Dear Dr - I am a 22yr old female, on no medication for mental health etc. However, I am wondering if my level of forgetfulness is normal. I was abused by a relative until about 6/7 yrs old, at which point a court order prevented access. Since then I've had a generally happy life. However, I can remember hardly anything of my childhood up to and beyond 7. I can remember nothing of the abuse, nor the face/appearance of the abuser. I can remember nothing until about 6 years old, and even then this feels like a false memory - I have an intellectual knowledge that such and such happened, but actual memories and emotions attached are gone. My memories are extremely sketchy right up to about 15yrs old. What worries me is that even now, I keep "losing" key events in my life. Even things I enjoyed and should still treasure have become vague and in some cases forgotten entirely. The most recent key event was approximately 2/3yrs ago (I'm not even sure of the year without a look at a diary!) and has become very vague. I have moved house a lot in my life, and it is distressing that I quickly forget the names, faces and details of people I knew very well in a matter of about a year. I occasionally retain some, but it appears random which I do remember! I also struggle to remember names and faces and information about people I meet at social gatherings, which makes me anxious as people remember me and greet me and I can't remember a thing about them!

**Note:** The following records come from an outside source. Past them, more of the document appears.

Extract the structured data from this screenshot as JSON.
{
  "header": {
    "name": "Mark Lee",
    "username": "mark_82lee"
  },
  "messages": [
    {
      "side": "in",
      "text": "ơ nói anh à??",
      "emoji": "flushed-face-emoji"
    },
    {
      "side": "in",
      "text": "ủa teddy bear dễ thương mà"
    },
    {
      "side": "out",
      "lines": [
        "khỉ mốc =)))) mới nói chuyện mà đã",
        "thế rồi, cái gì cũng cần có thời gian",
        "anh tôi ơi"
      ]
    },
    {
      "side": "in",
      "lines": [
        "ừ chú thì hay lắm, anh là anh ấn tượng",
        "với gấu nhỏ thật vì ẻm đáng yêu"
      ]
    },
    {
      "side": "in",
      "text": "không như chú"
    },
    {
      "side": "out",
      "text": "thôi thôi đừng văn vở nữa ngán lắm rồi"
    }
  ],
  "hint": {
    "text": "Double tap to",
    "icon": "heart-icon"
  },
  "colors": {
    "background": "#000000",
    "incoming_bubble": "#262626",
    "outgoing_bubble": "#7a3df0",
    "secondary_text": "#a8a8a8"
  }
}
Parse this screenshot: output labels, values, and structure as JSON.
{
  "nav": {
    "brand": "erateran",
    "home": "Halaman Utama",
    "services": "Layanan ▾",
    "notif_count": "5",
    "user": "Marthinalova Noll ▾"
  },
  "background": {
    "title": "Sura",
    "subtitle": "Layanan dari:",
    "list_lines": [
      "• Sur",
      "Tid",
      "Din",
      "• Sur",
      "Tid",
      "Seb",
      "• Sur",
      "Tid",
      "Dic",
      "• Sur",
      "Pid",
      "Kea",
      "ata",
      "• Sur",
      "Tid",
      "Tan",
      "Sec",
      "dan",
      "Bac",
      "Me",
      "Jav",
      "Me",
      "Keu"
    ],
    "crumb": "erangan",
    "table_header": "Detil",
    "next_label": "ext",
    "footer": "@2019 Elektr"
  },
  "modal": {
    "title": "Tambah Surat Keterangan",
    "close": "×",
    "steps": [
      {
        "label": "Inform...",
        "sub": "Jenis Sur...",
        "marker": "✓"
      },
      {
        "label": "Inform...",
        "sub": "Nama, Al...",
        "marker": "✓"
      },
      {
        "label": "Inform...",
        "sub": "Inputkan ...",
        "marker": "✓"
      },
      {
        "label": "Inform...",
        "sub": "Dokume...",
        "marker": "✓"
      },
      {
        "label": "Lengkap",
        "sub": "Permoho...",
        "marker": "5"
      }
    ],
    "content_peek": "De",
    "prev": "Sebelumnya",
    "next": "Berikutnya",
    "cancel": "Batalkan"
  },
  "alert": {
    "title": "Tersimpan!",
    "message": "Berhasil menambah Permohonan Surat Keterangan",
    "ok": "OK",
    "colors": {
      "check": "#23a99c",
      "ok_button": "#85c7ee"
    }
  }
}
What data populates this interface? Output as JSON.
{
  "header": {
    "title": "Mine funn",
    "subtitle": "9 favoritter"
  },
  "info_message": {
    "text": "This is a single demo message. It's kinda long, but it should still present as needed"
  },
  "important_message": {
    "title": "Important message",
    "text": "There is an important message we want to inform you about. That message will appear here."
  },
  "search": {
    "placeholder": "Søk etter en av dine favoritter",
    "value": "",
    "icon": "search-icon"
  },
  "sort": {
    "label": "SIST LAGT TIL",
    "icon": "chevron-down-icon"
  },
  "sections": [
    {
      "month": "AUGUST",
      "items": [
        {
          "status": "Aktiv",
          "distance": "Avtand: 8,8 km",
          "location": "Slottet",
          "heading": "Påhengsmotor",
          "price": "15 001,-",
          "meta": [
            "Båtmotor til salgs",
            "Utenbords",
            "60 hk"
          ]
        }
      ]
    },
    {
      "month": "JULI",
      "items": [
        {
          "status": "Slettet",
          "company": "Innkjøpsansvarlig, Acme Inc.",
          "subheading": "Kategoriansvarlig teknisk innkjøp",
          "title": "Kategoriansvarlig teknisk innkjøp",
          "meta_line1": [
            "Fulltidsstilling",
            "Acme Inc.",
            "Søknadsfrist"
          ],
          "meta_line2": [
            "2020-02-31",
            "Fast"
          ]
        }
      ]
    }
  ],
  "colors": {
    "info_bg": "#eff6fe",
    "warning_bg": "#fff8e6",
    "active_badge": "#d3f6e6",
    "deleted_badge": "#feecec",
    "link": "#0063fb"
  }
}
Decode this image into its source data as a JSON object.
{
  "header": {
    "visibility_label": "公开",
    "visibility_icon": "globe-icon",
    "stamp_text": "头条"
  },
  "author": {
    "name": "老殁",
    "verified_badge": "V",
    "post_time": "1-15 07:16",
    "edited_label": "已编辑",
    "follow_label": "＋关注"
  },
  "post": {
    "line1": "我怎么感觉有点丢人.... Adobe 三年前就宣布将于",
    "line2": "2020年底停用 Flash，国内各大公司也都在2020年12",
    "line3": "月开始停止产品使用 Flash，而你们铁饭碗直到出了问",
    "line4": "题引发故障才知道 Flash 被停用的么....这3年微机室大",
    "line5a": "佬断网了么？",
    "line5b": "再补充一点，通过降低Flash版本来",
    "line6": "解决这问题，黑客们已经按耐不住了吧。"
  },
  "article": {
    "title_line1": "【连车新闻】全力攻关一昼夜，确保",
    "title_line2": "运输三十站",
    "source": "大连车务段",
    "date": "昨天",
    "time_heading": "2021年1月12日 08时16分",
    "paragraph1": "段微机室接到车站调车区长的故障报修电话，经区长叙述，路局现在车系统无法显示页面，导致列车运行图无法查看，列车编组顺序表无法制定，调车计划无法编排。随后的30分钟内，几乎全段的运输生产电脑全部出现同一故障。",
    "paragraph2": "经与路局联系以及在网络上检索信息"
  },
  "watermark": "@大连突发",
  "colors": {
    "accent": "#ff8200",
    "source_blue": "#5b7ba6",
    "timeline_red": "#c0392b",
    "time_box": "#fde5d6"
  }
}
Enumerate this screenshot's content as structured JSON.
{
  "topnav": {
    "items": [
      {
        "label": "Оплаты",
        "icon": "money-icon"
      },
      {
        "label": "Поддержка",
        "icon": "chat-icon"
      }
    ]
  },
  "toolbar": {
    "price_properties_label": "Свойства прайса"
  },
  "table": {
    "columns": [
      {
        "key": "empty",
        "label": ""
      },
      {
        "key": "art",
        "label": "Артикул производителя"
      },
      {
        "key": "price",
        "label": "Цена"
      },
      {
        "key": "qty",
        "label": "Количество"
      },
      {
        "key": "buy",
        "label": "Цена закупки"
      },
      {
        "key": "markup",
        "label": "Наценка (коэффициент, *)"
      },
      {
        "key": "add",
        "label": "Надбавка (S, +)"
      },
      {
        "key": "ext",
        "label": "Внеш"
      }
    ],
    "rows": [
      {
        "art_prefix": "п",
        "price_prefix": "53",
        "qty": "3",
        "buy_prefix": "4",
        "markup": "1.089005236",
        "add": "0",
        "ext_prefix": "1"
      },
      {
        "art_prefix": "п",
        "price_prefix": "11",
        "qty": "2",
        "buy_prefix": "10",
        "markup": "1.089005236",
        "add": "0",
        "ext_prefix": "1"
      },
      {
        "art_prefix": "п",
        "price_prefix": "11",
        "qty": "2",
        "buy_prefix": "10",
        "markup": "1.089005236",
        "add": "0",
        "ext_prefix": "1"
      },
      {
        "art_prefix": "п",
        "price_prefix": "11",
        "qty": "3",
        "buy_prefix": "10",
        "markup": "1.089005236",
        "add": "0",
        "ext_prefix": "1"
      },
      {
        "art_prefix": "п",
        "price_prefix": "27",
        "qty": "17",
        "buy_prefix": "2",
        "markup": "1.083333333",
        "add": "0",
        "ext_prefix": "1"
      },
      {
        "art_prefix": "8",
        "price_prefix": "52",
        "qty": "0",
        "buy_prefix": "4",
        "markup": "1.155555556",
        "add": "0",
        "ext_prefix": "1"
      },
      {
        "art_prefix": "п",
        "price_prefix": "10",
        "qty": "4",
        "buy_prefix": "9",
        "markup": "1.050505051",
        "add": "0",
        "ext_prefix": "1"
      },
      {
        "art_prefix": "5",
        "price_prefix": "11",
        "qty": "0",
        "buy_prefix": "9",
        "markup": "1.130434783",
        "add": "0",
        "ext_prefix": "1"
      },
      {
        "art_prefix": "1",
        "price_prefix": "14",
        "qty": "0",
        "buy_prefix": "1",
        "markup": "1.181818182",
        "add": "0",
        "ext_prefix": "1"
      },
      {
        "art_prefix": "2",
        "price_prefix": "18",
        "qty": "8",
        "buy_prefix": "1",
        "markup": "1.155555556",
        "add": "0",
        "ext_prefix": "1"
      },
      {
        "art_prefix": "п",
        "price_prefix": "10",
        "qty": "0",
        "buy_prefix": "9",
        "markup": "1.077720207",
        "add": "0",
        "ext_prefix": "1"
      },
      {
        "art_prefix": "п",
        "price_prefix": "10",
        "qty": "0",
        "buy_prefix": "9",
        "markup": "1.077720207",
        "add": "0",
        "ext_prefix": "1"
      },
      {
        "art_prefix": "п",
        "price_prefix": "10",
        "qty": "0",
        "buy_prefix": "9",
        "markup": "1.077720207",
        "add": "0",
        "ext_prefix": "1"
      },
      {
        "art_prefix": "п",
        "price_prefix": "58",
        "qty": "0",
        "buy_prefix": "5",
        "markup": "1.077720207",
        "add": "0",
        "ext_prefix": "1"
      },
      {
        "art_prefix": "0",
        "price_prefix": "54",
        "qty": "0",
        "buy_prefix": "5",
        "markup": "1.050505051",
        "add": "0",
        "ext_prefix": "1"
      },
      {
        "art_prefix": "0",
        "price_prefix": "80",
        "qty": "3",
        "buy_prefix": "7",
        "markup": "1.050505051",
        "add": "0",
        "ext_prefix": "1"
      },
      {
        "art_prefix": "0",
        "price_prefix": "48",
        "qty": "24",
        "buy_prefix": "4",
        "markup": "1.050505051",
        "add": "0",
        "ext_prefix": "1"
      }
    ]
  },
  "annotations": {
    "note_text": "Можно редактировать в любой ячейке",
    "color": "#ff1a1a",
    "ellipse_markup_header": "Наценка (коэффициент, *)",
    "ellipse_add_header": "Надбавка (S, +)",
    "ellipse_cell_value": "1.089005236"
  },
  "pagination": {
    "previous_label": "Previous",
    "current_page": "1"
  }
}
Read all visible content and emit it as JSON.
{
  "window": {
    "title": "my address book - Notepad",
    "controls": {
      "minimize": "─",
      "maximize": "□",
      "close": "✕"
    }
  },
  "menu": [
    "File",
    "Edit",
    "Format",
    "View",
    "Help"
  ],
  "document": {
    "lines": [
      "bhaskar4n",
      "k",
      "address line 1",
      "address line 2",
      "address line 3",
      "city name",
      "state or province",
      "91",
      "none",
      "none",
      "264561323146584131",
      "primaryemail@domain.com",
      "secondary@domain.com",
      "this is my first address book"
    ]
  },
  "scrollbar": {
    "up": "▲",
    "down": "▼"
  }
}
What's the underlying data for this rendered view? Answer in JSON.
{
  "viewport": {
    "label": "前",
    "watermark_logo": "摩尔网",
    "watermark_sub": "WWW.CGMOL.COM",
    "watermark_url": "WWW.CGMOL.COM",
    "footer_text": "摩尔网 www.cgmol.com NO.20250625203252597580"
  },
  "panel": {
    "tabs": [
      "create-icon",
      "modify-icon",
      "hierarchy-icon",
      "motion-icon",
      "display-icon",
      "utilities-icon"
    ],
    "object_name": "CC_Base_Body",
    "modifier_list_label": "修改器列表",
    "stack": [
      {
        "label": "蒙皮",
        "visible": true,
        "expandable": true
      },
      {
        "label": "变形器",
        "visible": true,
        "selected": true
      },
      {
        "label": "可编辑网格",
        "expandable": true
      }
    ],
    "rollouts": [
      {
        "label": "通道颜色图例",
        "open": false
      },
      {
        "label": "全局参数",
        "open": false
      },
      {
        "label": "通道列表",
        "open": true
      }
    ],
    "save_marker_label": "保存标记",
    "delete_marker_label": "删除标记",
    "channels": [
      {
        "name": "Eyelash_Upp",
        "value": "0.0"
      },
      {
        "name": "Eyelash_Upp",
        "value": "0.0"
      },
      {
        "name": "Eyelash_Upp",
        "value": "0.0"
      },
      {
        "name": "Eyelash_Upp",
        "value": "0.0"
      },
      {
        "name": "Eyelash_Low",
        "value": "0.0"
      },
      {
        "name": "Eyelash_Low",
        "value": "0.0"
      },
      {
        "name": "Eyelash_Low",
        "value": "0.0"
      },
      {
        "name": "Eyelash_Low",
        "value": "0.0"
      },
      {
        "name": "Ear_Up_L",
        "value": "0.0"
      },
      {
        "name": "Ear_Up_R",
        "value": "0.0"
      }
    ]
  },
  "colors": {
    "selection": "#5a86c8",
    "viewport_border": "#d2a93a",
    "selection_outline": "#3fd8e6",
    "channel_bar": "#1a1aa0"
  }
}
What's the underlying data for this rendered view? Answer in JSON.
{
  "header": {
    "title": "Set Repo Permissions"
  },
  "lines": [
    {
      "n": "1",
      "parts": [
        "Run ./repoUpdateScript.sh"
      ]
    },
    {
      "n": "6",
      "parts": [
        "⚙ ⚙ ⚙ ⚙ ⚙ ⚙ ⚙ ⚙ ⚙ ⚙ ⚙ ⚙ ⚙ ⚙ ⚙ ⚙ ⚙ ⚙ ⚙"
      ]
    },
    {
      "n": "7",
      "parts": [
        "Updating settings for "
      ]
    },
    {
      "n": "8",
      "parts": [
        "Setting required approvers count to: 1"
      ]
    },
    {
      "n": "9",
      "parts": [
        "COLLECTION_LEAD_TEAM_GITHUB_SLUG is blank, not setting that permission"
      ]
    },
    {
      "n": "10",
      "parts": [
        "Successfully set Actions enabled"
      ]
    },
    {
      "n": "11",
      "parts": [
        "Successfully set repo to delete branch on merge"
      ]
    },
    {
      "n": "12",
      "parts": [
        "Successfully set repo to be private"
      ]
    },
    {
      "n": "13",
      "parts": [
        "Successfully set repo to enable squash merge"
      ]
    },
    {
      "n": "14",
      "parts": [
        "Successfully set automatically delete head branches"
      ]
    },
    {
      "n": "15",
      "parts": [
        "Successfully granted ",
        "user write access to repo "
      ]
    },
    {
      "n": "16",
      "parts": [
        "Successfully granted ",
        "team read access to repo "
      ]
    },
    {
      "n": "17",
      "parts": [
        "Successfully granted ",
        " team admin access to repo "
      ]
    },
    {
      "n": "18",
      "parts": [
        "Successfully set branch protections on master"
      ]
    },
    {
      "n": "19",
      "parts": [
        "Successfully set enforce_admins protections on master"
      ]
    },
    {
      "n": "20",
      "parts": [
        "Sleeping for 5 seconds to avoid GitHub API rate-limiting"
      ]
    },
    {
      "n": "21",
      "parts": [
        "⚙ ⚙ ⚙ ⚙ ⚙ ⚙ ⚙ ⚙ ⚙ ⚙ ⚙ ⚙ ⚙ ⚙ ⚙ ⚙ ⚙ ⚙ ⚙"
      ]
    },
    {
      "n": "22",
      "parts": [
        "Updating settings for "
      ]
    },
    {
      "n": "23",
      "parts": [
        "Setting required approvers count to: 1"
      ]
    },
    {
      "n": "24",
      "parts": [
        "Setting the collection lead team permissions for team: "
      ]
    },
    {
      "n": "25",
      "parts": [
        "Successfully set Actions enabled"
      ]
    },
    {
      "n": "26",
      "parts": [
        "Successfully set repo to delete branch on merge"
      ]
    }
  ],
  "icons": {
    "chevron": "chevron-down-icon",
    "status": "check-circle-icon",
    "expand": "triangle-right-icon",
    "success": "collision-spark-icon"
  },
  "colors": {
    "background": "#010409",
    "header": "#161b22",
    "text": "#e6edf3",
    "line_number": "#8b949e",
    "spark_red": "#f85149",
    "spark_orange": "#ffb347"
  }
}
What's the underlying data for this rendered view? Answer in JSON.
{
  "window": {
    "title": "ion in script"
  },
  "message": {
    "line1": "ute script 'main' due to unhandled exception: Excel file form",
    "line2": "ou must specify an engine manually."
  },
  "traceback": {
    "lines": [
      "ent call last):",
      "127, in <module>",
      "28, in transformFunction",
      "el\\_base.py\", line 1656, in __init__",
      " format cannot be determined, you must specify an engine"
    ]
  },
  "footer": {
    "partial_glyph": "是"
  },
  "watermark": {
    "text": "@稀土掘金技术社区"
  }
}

I've heard the phrase disassociative amnesia or something used to describe bits of memory missing due to traumatic events. Is what I'm experiencing that? And can it cause bits to go missing later in life too, perhaps when under stress? I was bullied at school from 12 to about 15, and then moved, and I've lost that bit too.
You have a great deal of trauma in your life, and your brain is doing the best it can to block out the memories and the consequences. It is a very common reaction to what you describe. Sometime, when you can, you should enter a program of psychotherapy to help you piece together your thoughts and feelings, and especially to help you deal with the inevitable fears of trusting in a real intimate situation.
Copyright 1994-2016 MedHelp International. All rights reserved.
MedHelp is a division of Aptus Health.
This site complies with the HONcode standard for trustworthy health information.
The Content on this Site is presented in a summary fashion, and is intended to be used for educational and entertainment purposes only. It is not intended to be and should not be interpreted as medical advice or a diagnosis of any health or fitness problem, condition or disease; or a recommendation for a specific test, doctor, care provider, procedure, treatment plan, product, or course of action. Med Help International, Inc. is not a medical or healthcare provider and your use of this Site does not create a doctor / patient relationship. We disclaim all responsibility for the professional qualifications and licensing of, and services provided by, any physician or other health providers posting on or otherwise referred to on this Site and/or any Third Party Site. Never disregard the medical advice of your physician or health professional, or delay in seeking such advice, because of something you read on this Site. We offer this Site AS IS and without any warranties. By using this Site you agree to the following Terms and Conditions. If you think you may have a medical emergency, call your physician or 911 immediately.